A: It's always easy to say education, but when the rubber hits the road and your internist is seeing somebody who has three chronic medical conditions and some social issues that are interfering with them being optimally cared for, making it easy for the physician to do the right thing is what we should do. I just don't think that can be overemphasized. I have colleagues that really want to be great immunizers, but very often our electronic health record is not working perfectly. I get asked questions at least on a weekly basis if not a daily basis about whether they should give this person a PPSV23 or a PCV13. That takes time out of their visit to ask me that question when they could be addressing other things. So given that over 90% of the physicians who were surveyed are using electronic health records and a minority have what they consider to be a computerized way to identify somebody who needs the conjugate vaccine at an age less than 65, it seems like an area where we might be able to come up with an electronic solution to help physicians do the right thing.
Q: Was there anything specific about your findings that surprised you?
A: I thought it was surprising how clear physicians thought the recommendations were and how easy they were to implement. I think there's some social desirability bias factoring in there—they want to tell us that they're easy and they're easy to implement—but I thought those numbers were a little higher than I would have expected.
Q: For internists who want to improve pneumococcal vaccination rates in their practices, where would you recommend that they start?

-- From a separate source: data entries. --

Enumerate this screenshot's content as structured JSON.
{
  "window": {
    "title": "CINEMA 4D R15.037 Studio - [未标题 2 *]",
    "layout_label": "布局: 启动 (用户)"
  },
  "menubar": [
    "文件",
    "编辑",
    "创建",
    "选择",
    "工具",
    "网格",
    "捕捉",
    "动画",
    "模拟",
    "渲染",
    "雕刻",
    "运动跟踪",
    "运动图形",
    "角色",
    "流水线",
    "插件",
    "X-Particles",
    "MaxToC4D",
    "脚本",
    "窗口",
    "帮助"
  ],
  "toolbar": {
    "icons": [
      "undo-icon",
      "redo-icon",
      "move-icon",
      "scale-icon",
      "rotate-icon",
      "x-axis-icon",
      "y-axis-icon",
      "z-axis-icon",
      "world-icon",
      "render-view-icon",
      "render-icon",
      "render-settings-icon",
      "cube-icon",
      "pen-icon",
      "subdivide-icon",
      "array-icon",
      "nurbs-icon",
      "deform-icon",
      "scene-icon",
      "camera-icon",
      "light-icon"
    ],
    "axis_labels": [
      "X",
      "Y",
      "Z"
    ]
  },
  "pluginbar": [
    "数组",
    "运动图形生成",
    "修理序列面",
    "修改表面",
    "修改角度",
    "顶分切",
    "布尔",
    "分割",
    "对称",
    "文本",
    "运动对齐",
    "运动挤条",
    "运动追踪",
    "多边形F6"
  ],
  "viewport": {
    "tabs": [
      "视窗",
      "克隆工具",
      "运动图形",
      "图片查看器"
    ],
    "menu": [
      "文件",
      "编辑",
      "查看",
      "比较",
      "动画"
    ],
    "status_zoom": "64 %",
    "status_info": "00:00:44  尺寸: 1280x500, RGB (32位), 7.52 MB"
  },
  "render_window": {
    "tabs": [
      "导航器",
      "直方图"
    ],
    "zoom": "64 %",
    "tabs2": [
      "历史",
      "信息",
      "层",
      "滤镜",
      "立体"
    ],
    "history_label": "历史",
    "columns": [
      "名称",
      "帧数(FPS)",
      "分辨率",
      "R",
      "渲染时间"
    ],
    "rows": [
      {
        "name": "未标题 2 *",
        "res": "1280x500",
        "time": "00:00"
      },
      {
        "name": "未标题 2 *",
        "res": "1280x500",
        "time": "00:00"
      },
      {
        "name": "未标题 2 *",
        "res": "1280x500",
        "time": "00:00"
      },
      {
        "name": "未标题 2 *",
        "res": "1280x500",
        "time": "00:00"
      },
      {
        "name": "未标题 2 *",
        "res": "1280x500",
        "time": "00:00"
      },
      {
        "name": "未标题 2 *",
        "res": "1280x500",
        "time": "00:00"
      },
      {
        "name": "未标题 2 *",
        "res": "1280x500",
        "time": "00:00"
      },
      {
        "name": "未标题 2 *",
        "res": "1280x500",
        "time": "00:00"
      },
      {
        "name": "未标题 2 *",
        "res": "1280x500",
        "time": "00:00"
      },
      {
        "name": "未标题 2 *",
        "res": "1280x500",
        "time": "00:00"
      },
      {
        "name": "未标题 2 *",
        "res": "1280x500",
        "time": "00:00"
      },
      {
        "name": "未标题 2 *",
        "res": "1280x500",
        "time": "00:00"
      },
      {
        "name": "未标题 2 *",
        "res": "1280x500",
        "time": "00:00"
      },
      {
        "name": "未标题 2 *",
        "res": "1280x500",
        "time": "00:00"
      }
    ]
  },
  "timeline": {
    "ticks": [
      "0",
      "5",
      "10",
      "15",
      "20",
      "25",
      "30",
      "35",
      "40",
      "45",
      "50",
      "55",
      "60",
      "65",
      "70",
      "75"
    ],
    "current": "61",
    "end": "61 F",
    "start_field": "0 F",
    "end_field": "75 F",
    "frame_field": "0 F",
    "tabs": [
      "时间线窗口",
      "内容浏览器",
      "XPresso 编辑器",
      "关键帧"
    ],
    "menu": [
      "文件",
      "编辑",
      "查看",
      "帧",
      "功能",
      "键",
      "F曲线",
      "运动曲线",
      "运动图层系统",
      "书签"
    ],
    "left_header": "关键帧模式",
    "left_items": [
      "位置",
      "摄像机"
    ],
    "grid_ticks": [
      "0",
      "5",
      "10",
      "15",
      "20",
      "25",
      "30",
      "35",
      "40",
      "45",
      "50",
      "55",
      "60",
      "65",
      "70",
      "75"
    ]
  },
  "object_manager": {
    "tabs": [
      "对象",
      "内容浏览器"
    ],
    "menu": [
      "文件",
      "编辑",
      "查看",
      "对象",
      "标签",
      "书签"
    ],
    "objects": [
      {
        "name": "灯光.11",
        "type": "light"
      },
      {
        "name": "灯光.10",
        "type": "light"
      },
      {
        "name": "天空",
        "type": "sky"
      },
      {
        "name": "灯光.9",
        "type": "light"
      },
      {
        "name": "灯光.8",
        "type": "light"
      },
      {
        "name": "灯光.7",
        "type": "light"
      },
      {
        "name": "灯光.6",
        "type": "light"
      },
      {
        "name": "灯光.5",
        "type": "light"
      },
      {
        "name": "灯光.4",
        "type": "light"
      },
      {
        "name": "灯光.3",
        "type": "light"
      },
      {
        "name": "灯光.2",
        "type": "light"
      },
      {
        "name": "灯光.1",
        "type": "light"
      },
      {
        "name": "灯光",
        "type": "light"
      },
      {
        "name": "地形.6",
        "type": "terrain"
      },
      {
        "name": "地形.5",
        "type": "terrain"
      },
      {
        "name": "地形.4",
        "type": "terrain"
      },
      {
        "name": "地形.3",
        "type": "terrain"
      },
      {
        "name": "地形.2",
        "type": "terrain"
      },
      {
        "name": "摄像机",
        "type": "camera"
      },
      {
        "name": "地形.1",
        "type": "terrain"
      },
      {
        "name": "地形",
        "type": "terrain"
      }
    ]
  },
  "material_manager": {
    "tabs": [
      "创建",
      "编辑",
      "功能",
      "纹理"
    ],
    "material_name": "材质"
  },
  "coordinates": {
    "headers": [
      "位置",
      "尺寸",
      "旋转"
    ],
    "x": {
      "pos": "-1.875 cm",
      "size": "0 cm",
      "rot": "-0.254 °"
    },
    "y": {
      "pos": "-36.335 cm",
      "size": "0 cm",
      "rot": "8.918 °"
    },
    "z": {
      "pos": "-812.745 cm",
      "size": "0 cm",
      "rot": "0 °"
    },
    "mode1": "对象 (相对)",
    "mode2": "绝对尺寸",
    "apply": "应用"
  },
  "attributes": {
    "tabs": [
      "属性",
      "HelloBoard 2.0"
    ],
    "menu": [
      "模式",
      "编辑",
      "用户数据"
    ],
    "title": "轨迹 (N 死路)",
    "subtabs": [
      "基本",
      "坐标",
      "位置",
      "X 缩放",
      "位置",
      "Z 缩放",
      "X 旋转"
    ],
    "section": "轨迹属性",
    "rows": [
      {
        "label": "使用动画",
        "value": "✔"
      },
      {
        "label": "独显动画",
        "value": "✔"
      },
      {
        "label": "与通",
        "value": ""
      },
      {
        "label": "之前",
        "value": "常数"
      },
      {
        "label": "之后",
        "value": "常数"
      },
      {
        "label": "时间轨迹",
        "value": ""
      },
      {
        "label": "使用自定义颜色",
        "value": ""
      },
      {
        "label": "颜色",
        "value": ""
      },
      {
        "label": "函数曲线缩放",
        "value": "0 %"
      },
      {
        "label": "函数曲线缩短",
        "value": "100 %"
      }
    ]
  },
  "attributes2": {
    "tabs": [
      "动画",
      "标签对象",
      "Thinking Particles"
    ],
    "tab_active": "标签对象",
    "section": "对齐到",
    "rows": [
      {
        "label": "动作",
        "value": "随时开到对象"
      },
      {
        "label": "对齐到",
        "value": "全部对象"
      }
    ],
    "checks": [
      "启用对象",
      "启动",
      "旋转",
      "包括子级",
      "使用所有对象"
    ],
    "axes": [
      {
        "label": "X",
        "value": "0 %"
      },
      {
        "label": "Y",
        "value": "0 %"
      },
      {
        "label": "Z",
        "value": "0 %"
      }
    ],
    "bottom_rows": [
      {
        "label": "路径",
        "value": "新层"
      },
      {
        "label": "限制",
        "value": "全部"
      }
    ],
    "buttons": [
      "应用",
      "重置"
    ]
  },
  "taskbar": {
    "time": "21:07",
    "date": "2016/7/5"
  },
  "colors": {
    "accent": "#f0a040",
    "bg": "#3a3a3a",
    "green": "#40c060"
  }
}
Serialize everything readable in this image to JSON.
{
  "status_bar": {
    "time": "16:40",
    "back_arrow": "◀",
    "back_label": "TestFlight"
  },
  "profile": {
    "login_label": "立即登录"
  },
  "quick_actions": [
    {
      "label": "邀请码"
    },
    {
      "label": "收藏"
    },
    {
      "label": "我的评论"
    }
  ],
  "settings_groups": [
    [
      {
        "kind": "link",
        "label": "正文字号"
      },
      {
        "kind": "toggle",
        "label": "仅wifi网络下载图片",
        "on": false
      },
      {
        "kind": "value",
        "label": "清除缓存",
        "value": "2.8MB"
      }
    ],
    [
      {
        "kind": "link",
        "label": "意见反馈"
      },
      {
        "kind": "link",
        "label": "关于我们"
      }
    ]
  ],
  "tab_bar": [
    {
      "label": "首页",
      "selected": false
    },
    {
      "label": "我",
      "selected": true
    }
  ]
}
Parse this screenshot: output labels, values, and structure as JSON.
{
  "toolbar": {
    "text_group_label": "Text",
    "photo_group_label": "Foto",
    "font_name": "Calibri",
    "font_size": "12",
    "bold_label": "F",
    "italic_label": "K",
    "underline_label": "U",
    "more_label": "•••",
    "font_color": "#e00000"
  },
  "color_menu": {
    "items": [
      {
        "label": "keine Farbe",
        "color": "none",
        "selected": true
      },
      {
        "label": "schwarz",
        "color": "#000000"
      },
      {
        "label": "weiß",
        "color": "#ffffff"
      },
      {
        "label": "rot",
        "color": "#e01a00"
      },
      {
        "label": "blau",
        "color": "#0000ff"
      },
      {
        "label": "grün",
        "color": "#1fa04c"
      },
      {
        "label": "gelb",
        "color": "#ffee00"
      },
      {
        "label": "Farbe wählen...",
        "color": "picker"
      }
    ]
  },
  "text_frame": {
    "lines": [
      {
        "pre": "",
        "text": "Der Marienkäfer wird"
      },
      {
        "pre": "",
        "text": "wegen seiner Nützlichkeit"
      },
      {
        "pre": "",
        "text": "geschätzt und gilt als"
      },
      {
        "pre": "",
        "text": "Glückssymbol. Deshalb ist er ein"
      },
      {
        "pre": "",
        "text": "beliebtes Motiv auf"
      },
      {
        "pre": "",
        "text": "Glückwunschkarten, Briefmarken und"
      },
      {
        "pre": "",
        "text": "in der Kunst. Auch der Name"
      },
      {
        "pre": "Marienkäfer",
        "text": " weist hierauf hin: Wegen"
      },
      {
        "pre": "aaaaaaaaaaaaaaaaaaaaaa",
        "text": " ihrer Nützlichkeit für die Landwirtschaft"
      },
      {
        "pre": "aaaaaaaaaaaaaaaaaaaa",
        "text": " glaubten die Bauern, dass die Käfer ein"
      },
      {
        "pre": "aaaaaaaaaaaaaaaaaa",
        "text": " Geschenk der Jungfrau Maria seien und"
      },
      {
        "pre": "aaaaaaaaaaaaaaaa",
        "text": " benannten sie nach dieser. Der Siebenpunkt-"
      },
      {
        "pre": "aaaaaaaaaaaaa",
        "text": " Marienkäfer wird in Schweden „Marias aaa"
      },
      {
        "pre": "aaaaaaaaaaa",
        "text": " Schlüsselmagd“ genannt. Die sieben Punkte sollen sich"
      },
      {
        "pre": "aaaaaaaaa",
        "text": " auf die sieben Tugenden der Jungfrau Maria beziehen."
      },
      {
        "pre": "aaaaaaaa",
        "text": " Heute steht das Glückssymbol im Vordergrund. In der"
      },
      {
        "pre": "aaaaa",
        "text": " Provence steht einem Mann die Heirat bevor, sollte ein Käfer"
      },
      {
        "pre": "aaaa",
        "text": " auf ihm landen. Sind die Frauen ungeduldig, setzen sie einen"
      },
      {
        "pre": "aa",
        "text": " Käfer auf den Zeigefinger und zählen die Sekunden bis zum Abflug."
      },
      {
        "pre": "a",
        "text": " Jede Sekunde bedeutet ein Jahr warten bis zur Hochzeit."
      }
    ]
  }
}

A: Some things are clarified in our paper, and I actually think the paper is a good starting point. People should always be referred to the ACIP recommendations on the CDC website and [advised to] work with their EHR vendor to help create clinical decision support systems to support these efforts. That's a difficult process in and of itself. ACIP is working to provide more guidance in terms of coding that could be used for an electronic health record to identify patients. We all should be trying to encourage our EHR vendors to help us deliver preventive care and within that include vaccinations. Anecdotally, I can tell you a lot of people have decided that what their EHR is telling them about these vaccinations is not valid, so they don't even look at it. That's kind of a missed opportunity to use your electronic capability to the best of your ability.